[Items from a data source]
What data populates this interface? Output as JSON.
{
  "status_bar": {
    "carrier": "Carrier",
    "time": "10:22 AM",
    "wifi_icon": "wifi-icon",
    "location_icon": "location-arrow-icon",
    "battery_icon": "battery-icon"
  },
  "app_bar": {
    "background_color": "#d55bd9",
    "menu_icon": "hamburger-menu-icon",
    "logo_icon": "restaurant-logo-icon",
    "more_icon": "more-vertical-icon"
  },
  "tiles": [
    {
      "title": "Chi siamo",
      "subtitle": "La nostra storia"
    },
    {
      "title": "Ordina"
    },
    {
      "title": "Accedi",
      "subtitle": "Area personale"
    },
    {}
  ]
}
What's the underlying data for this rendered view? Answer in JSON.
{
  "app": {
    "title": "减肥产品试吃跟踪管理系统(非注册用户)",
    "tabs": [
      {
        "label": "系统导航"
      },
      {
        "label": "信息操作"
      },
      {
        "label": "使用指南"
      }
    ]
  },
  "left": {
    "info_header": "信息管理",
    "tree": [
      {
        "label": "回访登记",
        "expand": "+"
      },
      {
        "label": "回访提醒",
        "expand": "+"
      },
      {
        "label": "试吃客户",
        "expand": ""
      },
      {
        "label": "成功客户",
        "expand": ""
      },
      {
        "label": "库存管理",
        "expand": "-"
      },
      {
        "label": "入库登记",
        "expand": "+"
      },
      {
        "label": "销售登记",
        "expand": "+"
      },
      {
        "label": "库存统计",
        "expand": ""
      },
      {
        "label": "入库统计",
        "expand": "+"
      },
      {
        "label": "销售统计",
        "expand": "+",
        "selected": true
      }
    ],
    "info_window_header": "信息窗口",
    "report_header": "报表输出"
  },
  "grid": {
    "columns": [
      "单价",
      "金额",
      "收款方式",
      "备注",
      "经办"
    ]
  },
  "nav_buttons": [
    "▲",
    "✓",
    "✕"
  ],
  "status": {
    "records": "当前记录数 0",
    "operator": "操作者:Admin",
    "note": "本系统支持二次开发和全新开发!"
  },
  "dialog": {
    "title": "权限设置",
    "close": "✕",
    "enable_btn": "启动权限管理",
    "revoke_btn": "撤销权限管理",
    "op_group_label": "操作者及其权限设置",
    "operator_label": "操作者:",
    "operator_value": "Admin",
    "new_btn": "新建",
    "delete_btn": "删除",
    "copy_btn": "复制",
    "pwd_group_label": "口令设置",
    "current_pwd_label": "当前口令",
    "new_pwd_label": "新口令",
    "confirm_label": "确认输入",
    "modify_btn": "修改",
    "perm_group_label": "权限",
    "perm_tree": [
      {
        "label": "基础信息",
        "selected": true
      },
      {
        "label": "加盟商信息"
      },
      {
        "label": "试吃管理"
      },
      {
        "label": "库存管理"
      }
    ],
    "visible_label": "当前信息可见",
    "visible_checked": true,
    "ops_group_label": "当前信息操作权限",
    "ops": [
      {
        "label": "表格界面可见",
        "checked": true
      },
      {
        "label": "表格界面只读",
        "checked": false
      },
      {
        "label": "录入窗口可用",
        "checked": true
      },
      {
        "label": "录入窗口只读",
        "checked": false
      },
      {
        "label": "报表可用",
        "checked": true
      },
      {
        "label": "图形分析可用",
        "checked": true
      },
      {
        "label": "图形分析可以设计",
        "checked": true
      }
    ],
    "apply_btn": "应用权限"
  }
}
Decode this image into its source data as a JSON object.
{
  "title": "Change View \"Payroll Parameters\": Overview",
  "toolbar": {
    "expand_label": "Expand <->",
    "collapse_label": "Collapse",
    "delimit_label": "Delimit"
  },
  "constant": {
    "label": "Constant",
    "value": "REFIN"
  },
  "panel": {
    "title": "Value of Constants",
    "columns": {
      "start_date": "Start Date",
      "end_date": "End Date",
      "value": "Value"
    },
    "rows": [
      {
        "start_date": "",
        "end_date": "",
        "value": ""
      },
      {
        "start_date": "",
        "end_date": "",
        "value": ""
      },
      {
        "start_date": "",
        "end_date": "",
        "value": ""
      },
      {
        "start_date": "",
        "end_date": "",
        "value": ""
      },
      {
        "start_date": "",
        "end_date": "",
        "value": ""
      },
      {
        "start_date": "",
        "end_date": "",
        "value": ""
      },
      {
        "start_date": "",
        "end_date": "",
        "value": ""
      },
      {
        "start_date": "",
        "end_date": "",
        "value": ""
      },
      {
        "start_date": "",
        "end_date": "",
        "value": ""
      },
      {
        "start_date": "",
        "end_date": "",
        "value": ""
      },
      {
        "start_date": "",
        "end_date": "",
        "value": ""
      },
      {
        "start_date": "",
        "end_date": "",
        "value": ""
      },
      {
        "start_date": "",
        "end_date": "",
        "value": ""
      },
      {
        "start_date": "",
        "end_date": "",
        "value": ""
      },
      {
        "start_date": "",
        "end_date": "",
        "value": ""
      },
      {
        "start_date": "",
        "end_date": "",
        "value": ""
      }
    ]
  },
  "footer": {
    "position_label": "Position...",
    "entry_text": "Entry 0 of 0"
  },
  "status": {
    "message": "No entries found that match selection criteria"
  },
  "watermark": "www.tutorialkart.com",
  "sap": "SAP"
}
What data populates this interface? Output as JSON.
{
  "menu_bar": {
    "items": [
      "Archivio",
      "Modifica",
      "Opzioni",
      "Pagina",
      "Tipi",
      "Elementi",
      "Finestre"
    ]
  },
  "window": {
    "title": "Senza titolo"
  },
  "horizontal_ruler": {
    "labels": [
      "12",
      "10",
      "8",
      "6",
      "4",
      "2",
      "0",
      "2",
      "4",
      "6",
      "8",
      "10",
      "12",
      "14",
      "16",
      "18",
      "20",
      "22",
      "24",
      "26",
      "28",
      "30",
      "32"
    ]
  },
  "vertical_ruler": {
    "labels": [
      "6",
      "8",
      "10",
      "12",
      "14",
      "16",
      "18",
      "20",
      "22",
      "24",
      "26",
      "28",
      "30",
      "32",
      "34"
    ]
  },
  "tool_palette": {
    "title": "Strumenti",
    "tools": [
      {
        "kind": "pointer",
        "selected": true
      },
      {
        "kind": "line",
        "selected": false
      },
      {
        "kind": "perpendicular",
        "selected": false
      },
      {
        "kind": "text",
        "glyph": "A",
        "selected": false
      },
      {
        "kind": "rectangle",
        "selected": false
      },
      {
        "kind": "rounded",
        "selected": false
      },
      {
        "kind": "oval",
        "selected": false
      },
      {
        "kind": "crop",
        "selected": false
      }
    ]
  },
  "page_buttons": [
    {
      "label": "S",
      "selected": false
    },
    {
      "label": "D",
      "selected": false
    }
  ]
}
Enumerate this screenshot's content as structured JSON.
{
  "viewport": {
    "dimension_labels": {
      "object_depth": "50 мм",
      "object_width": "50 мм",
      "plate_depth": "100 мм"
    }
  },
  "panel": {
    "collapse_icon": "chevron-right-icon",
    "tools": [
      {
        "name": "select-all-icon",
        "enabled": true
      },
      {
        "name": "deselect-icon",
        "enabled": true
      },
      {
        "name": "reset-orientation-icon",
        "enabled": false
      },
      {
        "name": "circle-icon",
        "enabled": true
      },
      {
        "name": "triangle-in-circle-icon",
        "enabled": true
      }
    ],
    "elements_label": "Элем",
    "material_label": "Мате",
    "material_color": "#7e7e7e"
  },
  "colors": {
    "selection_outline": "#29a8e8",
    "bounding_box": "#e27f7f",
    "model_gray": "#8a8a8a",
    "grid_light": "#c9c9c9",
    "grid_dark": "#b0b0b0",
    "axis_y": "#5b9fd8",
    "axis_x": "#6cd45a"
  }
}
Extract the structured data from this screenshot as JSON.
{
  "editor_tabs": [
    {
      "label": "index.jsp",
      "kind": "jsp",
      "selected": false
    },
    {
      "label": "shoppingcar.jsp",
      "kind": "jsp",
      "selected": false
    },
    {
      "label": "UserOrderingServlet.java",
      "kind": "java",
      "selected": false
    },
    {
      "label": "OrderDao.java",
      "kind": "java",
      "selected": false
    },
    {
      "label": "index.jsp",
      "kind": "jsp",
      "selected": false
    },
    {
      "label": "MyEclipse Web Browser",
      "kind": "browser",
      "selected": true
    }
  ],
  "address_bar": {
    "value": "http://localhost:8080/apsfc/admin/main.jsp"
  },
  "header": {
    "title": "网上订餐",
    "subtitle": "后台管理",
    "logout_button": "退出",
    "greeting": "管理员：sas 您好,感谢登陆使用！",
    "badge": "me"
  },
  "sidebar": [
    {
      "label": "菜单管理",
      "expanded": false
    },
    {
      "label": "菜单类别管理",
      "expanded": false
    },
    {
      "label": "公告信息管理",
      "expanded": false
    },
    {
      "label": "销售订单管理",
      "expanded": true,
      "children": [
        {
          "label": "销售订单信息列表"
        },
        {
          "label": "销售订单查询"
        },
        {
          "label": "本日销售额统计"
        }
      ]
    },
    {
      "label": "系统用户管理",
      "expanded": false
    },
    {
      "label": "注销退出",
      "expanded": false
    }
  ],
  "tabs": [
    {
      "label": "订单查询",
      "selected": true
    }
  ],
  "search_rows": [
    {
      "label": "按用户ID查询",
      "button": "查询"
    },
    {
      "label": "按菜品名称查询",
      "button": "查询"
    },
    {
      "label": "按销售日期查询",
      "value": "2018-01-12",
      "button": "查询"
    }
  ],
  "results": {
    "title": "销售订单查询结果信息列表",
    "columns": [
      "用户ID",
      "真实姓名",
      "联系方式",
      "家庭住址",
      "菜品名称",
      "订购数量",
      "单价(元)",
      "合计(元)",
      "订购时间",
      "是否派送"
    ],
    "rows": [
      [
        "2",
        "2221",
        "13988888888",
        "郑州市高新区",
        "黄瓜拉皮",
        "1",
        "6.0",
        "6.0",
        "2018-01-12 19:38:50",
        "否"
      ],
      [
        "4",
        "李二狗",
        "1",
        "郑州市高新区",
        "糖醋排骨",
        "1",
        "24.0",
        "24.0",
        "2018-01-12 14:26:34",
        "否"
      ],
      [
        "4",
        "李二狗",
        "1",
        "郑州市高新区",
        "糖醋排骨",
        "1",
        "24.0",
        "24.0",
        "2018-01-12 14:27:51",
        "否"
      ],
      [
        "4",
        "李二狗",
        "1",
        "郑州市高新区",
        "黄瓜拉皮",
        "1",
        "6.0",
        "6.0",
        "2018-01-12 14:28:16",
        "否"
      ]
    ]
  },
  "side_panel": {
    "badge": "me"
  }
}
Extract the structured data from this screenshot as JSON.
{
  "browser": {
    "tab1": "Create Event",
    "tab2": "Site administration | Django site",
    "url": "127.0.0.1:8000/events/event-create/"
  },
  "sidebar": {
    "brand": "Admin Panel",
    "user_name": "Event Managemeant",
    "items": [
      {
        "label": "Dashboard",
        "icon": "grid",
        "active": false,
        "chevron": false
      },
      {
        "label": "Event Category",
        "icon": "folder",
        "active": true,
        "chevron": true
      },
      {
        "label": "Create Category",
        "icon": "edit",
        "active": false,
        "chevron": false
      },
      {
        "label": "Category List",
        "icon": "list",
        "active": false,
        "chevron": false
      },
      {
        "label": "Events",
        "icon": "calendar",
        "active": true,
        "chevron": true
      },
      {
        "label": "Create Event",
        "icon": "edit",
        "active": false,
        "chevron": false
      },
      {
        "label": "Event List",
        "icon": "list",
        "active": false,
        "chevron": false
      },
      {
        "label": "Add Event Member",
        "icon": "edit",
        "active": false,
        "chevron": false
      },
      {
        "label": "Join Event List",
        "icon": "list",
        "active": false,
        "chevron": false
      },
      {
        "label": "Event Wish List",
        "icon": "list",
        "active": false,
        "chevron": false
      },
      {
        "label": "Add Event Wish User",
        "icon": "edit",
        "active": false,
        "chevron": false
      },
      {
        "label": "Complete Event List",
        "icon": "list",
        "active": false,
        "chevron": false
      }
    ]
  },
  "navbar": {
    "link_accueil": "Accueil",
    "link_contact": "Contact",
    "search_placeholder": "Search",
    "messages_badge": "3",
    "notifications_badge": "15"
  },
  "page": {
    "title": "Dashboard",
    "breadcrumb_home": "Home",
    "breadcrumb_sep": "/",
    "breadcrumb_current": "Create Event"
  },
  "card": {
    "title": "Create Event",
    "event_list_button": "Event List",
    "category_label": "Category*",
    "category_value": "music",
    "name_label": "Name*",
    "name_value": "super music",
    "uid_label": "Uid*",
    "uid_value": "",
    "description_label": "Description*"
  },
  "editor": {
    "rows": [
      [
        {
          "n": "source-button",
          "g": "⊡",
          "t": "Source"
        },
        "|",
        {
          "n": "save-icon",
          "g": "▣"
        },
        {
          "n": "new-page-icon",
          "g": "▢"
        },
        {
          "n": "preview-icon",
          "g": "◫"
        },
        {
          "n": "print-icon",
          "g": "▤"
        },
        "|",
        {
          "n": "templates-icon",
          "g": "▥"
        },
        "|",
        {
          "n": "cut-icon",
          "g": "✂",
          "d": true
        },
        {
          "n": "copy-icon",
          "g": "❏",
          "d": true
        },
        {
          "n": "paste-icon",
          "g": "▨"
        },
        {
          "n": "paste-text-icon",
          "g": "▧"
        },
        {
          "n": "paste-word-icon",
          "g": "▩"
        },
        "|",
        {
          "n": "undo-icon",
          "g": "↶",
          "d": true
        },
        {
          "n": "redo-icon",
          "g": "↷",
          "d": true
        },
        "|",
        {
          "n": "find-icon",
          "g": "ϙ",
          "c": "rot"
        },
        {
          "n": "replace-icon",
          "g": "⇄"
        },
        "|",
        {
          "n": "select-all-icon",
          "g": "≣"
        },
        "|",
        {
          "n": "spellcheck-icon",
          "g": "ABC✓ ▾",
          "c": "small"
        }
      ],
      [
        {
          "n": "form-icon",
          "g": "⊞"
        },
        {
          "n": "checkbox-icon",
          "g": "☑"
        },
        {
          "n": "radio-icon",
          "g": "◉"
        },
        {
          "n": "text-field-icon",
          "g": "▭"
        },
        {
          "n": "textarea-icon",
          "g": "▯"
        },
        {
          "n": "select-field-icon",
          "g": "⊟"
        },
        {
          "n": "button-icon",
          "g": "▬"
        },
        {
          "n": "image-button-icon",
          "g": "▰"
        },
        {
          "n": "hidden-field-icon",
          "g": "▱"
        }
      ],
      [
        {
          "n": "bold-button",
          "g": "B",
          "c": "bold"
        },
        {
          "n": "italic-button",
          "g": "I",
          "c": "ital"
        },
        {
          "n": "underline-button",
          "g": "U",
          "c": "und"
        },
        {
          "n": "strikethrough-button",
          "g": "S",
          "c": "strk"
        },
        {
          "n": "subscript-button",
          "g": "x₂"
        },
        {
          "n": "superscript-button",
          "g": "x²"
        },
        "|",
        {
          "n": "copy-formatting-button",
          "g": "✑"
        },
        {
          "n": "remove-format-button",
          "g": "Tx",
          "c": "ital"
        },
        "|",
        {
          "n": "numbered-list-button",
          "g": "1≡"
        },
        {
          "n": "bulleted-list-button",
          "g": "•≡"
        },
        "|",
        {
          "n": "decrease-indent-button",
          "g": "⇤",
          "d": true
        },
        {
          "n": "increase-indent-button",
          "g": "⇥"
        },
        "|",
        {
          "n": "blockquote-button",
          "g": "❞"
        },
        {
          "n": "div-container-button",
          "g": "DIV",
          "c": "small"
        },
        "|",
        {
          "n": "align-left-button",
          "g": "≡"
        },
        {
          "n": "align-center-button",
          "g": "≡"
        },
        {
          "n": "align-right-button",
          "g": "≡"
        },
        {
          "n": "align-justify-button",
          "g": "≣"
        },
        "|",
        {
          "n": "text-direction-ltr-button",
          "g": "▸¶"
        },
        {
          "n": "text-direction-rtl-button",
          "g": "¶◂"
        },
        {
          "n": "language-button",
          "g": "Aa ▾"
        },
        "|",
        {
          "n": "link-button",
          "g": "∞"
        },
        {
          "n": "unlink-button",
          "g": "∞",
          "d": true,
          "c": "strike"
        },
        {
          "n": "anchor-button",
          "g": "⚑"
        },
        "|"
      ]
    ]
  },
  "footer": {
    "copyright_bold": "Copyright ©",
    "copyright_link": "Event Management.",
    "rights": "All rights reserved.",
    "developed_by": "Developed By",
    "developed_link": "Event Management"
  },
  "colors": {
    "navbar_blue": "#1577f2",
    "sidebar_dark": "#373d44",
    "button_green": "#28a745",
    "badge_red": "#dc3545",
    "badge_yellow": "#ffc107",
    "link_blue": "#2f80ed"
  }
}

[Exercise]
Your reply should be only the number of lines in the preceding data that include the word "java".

[Output below]
4